What is your typical process for working with a new customer?
First I let my new client know that I only train with positive reward-based methods that build the best relationship with their dog while working on their training plans.
Then, it's important to talk with my clients and find out their issues with their dog(s) and what their priorities are. I also like to give them some idea of how difficult it is to work on the problems they are having and generally how long it usually takes.
What education and/or training do you have that relates to your work?
I am a graduate of The Academy for Dog Trainers - a rigorous 2 year program that focuses on all positive reward-based methods that are scientifically proven. I don't use any aversives including choke collars, pinch collars, or electric shock collars.
Do you have a standard pricing system for your service? If so, please share the details here.
My private sessions are $69 for a single hour and $180 for 3 one-hour sessions. I also hold Puppy and Basic Obedience classes which are $129 for each 6-week course. These are held at my shop in the Monument Shopping Plaza.
How did you get started doing this type of work?
After a long career in computer engineering, I began volunteering for our local Humane Society (HSPPR). Through them I was able to volunteer for the ASPCA to support dogs seized in criminal cases such as dog fighting, hoarding and puppy mills. It was there that I discovered my passion for working with dogs in all positive ways to get them to learn in a way that they obviously enjoyed. I left my IT career behind and am now a full time dog trainer.
What types of customers have you worked with?
Most of my customers have "normal" dog issues such as leash pulling, play biting, jumping up, house training, barking and destructive behaviors to name a few. Some have more difficult issues like dog reactivity or stranger fear. I've worked with all of these.
Describe a recent project you are fond of. How long did it take?
Recently, I had a family whose children had left the nest so they decided to adopt a dog with some behavior issues. He would lunge at other dogs, bark his head off, pull on the leash and just be out of control for them. In working with the wife, we were able to get him to pay attention to her, showed her how to get him to walk on a loose leash, and really reduce his lunging and reacting to other dogs. He even barks less as she has learned how to keep his attention on her. All these things we did using positive training methods! They are all so much happier now!
What advice would you give a customer looking to hire a provider in your area of work?
Be careful who you hire to help you train or modify the behavior of your dog. Anyone can legally call themselves a dog trainer. Just because they have spent their lives with dogs doesn't mean they have learned the proper or most effective ways to help you with your dog. They may say they have a way with dogs and don't need to use treats to train. A dog must have motivation to work and learn for you - if it's not positive then it's negative - which means jerking on their neck, showing them who's boss, shocking them or other aversive methods. Fear is easy to instill, but very hard to get rid of. Please look for a trainer that will help you build a positive bond with your dog!
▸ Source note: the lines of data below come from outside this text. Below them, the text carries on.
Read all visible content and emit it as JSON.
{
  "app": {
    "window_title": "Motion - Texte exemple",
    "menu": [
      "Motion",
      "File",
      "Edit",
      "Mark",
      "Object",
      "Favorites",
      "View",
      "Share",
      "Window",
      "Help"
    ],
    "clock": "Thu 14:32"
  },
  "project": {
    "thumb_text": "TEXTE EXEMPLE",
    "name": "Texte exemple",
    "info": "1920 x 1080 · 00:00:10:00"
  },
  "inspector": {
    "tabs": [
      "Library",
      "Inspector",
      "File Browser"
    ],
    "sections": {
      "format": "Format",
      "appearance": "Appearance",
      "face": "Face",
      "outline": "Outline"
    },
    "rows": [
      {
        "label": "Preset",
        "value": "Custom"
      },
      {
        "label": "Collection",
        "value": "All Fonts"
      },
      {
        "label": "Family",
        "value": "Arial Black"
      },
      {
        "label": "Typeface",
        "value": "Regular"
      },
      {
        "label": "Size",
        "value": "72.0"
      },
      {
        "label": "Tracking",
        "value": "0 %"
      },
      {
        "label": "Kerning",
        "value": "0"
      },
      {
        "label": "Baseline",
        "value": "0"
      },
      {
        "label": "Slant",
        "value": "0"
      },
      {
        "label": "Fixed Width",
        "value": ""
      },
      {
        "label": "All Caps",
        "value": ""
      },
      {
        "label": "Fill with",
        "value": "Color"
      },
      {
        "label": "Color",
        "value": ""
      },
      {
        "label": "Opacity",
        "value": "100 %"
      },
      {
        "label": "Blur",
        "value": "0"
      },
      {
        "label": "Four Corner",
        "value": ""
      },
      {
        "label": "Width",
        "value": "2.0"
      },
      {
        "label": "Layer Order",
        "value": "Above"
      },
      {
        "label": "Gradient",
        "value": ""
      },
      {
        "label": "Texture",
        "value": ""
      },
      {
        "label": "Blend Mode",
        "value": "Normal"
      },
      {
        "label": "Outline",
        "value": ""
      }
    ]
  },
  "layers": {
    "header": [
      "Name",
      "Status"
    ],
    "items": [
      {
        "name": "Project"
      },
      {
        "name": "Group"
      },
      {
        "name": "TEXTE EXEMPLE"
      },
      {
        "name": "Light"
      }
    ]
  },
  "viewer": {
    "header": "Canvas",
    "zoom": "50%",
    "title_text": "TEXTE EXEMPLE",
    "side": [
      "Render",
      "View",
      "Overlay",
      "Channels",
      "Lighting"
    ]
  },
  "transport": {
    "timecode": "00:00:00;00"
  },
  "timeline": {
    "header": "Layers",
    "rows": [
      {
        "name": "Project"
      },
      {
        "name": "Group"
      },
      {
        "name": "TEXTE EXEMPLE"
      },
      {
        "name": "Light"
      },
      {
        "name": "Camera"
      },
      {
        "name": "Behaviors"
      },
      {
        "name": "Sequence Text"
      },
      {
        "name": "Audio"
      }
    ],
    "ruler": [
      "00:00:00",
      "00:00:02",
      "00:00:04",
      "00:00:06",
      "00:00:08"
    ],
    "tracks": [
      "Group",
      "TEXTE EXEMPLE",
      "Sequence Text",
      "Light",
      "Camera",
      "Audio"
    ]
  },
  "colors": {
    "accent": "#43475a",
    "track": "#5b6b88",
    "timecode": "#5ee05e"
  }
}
What questions should customers think through before talking to professionals about their project?
Are you prepared to put in the time and training suggested by your dog trainer? Or would a board and train option would suit you better? The first is certainly cheaper, but the second is going to accelerate the results for most issues.
Often training issues can be resolved most cost effectively by taking an obedience class. Is this the best option for you?
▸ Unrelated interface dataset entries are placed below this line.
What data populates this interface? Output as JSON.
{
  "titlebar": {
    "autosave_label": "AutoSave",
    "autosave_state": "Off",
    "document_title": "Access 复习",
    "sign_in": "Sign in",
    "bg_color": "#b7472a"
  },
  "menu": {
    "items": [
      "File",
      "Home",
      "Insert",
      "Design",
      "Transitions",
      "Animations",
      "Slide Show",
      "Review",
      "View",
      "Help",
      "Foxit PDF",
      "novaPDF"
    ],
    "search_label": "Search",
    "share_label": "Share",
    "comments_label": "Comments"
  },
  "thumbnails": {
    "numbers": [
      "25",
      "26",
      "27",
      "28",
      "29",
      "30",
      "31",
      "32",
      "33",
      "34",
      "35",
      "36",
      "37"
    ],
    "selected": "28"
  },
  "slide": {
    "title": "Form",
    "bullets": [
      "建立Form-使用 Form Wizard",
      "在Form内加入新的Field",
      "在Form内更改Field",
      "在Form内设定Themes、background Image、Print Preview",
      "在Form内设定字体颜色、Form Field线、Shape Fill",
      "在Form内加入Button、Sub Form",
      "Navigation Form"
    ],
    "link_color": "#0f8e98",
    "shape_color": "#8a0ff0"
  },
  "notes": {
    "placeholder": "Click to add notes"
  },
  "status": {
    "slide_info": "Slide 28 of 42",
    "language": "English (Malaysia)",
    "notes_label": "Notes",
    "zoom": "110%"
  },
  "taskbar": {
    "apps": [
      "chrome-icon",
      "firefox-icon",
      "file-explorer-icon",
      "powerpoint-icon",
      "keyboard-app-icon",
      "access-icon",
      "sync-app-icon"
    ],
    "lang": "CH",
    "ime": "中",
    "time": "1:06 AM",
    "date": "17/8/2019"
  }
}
If your dog's issues are severe such as being extremely fearful, separation anxiety, or compulsive licking or chewing themselves, have you spoken to your vet about medications that could help? Would you be open to that?